Bob Hecht, the American art dealer who brought the world the finest vases by the greatest Greek vase painter (and spawned the globetrotting tales of intrigue behind them) died in Paris this week. His death comes less than a month after his trial in Rome came to an end when the statute of limitations ran out on charges related to the Euphronios krater and other artifacts. His lifelong adventure ended with a clean criminal record and his most famous vases back on Italian soil. Until the finish, he had a twinkle in his eye, and I thank him for sharing what he could about his incredible life.
NYT: Bob Hecht, 92
The oldest known vase by the Leonardo da Vinci of ancient Greece has emerged from hiding after two decades. Last seen in public at a June 1990 auction at Sotheby’s in New York, Euphronios’ Sarpedon kylix has gone on display at Rome’s Villa Giulia museum with no fanfare or public announcement. Making the appearance more significant, the cup has been repaired—fixing the damage done when a Swiss police officer dropped it during an inventory of antiquities seized from dealer Giacomo Medici at the Geneva Freeport in 1995. The “lost chalice” now shares a glass case with a handful of other vases in a room dedicated to artifacts returned to Italy by American museums and collectors. Its label, which has no accession number, describes it as coming from the Geneva raid (and doesn’t mention that, technically, it’s still Medici’s property, pending the resolution of his legal cases).
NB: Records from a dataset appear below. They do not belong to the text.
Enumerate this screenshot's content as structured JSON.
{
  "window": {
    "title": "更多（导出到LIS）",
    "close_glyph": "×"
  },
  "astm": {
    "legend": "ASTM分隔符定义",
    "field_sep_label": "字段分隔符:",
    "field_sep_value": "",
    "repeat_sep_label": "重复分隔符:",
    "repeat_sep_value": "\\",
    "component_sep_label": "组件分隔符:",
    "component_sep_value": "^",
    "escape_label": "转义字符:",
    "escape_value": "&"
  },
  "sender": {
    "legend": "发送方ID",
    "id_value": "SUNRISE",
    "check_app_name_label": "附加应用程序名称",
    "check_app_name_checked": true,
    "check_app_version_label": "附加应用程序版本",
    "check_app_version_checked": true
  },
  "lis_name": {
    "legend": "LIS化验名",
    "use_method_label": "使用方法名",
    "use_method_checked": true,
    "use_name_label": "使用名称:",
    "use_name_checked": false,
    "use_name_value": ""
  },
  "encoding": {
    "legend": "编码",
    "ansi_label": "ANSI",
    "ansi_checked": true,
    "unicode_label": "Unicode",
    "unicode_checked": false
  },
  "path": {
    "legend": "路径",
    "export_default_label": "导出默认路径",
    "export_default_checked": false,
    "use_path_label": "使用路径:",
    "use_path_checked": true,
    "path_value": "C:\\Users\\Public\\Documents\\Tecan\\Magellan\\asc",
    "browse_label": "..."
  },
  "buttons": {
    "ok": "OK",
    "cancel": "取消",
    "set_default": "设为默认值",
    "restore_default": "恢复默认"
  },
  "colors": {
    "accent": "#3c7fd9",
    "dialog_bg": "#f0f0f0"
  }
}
The cup is in good company: the case next to it holds another rare, signed Euphronios, a fragmentary krater depicting Athena that was sold at the same auction and later given to Italy by collector Shelby White. The repaired kylix has been on display since at least May (when I first spotted it there) and I’ve been waiting to see if there’d be any announcement before posting on it. As this is the biggest development in Greek pots for 2010, New Year’s Eve seemed like a good time. What remains to be seen is if it will ever get displayed alongside its bigger twin, the Met’s former “Euphronios Krater.” That vase, which depicts the same scene, is also at Villa Giulia, in a separate wing.
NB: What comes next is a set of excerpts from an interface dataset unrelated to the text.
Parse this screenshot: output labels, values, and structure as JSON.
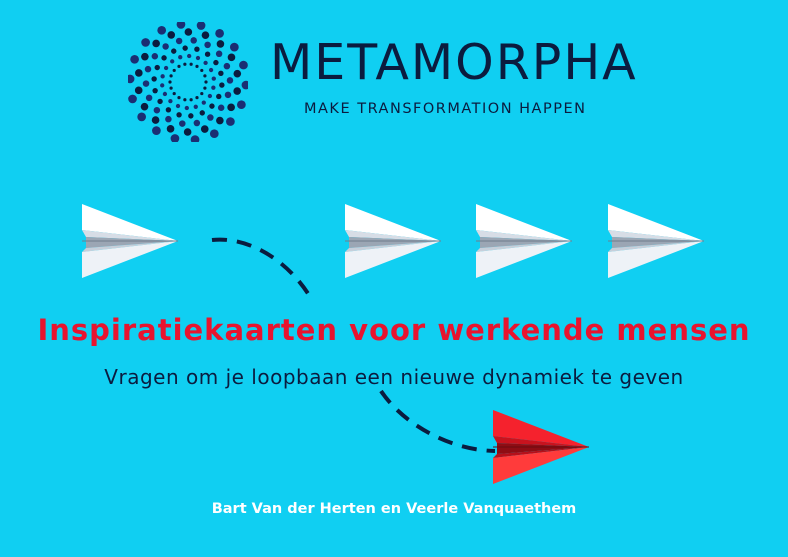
{
  "brand": {
    "name": "METAMORPHA",
    "tagline": "MAKE TRANSFORMATION HAPPEN",
    "logo_icon": "spiral-dots-icon"
  },
  "cover": {
    "title": "Inspiratiekaarten voor werkende mensen",
    "subtitle": "Vragen om je loopbaan een nieuwe dynamiek te geven",
    "authors": "Bart Van der Herten en Veerle Vanquaethem"
  },
  "illustration": {
    "icon": "paper-plane-icon",
    "white_planes": 4,
    "red_planes": 1
  },
  "colors": {
    "background": "#10CFF2",
    "navy": "#0B1C3F",
    "accent_red": "#E8142E",
    "plane_white": "#FFFFFF"
  }
}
Former Getty curator Marion True finally gets her well-deserved say now that her Rome trial is over. In a stunning interview by Hugh Eakin (published on The New Yorker’s Web site) True tells off both the Italians (who had charged her in dealing with loot) and the Getty (which had been paying her legal bills). “My greatest sadness is that the Italians were able to intimidate the entire American art world, and especially museums, without having to produce any evidence at all,” she says. Of the Getty, which she essentially says hung her out to dry: “I have nothing but the greatest contempt for them in the world.”
New Yorker: True Speaks Out
The Rome trial of former Getty antiquities chief Marion True fizzled out after five years when the statute of limitations ran out on the charges. True, who denied the allegations that she’d played a role in stocking the California museum with artifacts looted from Italy, never got to present her defense. It’s just a matter of months before the clock also runs out on charges against her co-defendant, Bob Hecht, who is accused of dealing in loot including the Euphronios krater, and also says he’s innocent.
NYT: True’s Rome Trial Ends
In a compelling twist, Michael Kimmelman shows how Italy winning back the Krater makes a good argument for the British Museum keeping the Parthenon Marbles:
Stolen property is stolen property. But how curious that an ancient Greek vase, which centuries after it was made came into the possession of an Etruscan collector (a kind of ancient Elgin) living on what is now the outskirts of Rome, and then ended up buried for thousands of years below what became modern Italy, is today Italian cultural patrimony. By that definition, Elgin’s loot is arguably British patrimony.
NYT: Culture’s Borders